It's my first visit here since an FA Cup 4th round tie back in 2008, when Paul Jewell's Rams were battered 4-1 by Alan Irvine's Preston North End. It was the same season that Derby broke a Premier League record for the least number of points. They only won one game.

Due to a paper thin squad and the unavailability of highly-rated Mansfield-born defender Eiran Cashin, Warne has been forced to wheel out 37 year old Curtis Davies. He's beaten for pace in the opening minutes. Like most of Bolton's afternoon, the cross comes to nothing.

The bloke next to me is a pain in the arse. He harangues an excellent referee from minute one. Derby pour forward, a player is fouled in the middle of the park, before releasing the ball out to the wing. The cross is pinpoint and swept home superbly by Mendez-Laing. "brilliant refereeing" I say to our man. 

Bolton are absolutely dire.

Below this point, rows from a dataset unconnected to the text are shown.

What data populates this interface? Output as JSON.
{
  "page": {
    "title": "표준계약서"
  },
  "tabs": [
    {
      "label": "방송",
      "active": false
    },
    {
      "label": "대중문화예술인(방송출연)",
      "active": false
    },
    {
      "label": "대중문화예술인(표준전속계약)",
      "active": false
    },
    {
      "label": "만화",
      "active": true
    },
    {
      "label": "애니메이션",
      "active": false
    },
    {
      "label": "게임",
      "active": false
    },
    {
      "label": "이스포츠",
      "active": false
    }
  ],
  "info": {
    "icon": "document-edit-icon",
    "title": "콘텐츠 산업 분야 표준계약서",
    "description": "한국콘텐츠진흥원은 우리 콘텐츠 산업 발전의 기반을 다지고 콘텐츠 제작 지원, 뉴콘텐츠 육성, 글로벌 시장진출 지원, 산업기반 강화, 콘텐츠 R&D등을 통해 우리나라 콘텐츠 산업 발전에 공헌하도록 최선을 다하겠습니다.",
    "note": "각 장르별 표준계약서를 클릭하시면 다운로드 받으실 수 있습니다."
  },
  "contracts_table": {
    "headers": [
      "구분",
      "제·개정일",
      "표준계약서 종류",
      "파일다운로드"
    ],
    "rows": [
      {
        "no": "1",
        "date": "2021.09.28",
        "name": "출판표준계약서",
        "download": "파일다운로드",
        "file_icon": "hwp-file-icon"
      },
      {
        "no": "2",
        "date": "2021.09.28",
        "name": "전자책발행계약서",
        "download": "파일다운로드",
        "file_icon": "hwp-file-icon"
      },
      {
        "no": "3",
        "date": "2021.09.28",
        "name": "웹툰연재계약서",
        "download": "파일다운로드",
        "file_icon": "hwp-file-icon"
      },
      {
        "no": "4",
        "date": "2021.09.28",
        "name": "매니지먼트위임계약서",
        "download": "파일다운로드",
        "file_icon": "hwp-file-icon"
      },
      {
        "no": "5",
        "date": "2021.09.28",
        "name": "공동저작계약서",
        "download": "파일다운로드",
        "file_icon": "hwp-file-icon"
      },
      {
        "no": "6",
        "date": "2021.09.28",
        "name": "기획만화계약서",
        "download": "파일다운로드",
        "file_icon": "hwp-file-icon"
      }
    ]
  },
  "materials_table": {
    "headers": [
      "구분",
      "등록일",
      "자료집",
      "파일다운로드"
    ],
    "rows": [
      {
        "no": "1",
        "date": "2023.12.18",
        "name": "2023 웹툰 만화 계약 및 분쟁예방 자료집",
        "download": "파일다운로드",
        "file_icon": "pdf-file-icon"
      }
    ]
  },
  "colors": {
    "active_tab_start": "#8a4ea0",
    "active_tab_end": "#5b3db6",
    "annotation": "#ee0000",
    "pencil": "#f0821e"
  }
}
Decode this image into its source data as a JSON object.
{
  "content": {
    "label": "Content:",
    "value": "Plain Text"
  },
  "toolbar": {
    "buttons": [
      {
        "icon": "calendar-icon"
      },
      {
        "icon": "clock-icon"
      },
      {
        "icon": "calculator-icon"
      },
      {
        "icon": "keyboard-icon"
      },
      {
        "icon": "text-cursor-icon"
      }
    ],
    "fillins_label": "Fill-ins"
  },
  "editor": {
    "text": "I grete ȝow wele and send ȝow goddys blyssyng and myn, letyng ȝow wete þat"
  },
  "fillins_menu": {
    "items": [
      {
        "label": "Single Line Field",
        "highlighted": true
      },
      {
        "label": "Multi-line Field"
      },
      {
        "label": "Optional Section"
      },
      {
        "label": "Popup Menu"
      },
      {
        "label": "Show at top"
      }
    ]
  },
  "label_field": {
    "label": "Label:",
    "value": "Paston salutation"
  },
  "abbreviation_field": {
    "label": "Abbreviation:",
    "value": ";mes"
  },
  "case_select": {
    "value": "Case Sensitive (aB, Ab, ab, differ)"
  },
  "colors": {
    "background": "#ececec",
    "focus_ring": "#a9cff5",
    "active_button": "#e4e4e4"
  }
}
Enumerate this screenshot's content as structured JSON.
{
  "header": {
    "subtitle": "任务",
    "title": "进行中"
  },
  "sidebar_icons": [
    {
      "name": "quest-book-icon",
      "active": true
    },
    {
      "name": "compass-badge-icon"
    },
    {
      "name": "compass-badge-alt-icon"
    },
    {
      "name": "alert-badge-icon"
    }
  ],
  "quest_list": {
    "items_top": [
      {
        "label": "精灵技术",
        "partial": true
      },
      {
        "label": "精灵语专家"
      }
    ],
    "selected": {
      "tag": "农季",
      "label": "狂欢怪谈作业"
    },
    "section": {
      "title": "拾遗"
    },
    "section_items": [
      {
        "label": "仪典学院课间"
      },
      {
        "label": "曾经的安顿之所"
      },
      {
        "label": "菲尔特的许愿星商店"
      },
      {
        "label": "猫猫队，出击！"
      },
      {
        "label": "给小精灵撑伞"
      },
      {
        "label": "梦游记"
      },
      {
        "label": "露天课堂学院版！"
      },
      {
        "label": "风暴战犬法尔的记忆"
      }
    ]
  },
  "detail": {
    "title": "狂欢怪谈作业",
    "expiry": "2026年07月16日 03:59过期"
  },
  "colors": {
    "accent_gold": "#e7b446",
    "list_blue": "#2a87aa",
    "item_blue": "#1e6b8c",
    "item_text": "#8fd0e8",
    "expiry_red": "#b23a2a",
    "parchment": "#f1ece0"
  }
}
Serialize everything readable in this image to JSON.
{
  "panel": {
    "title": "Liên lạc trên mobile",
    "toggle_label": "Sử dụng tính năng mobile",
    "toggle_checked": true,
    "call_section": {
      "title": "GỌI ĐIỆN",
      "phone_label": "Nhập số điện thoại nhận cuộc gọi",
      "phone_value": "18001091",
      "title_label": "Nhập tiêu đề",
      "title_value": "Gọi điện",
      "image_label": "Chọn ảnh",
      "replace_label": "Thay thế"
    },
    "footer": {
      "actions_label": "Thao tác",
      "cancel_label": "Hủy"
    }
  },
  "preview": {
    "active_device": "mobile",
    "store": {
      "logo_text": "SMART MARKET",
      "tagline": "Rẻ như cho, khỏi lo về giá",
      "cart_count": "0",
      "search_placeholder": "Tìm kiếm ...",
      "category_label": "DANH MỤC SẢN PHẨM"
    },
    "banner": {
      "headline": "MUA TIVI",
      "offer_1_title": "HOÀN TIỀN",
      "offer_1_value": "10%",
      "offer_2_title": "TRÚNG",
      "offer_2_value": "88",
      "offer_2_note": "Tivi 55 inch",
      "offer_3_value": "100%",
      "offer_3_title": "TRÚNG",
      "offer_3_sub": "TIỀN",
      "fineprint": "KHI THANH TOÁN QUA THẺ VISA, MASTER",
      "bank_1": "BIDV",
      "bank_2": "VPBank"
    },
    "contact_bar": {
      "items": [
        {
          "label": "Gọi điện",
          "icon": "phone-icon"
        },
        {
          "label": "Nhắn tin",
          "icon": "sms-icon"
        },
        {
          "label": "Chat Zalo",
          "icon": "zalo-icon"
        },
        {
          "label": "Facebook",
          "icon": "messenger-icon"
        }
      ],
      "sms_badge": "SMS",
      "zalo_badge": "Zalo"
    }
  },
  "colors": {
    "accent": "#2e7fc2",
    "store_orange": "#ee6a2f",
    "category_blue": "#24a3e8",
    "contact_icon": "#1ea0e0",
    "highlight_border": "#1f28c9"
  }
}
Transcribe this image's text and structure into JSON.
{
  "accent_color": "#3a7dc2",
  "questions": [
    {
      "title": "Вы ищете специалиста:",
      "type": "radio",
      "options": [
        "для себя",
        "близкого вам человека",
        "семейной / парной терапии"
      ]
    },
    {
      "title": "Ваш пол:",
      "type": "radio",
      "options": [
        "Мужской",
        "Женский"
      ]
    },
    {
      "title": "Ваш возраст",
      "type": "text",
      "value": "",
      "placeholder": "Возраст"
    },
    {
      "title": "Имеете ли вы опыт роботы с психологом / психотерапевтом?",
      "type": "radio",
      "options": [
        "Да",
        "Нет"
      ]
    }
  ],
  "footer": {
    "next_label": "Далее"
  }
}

They flatter to deceive with their crisp passing, as there is no end product. It's a matter of time before the Rams double their advantage. Again it's a well worked goal, this time from Conor Hourihane. 

I engage with the guy sat the other side of me, despite him constantly refreshing his phone to view his live betting slip. He's happy that NFFC are losing in Bournemouth. I don't say goodbye when he leaves on 85 minutes. Bolton score an undeserved consolation goal on 93 minutes. It won't cheer up their huge following, who have been relentless with their singing and chanting.

I've been on a recce. 'The Lincoln' are here on Valentine's evening. Negotiations are taking place. 

Do you want ketchup on your hot dog Ms Moon?

Attendance: 30,004

Man of the Match: Nathaniel Mendez-Laing

1 comment:

Anonymous said...

Entertaining anecdotes… from a Ram and CAMRA member!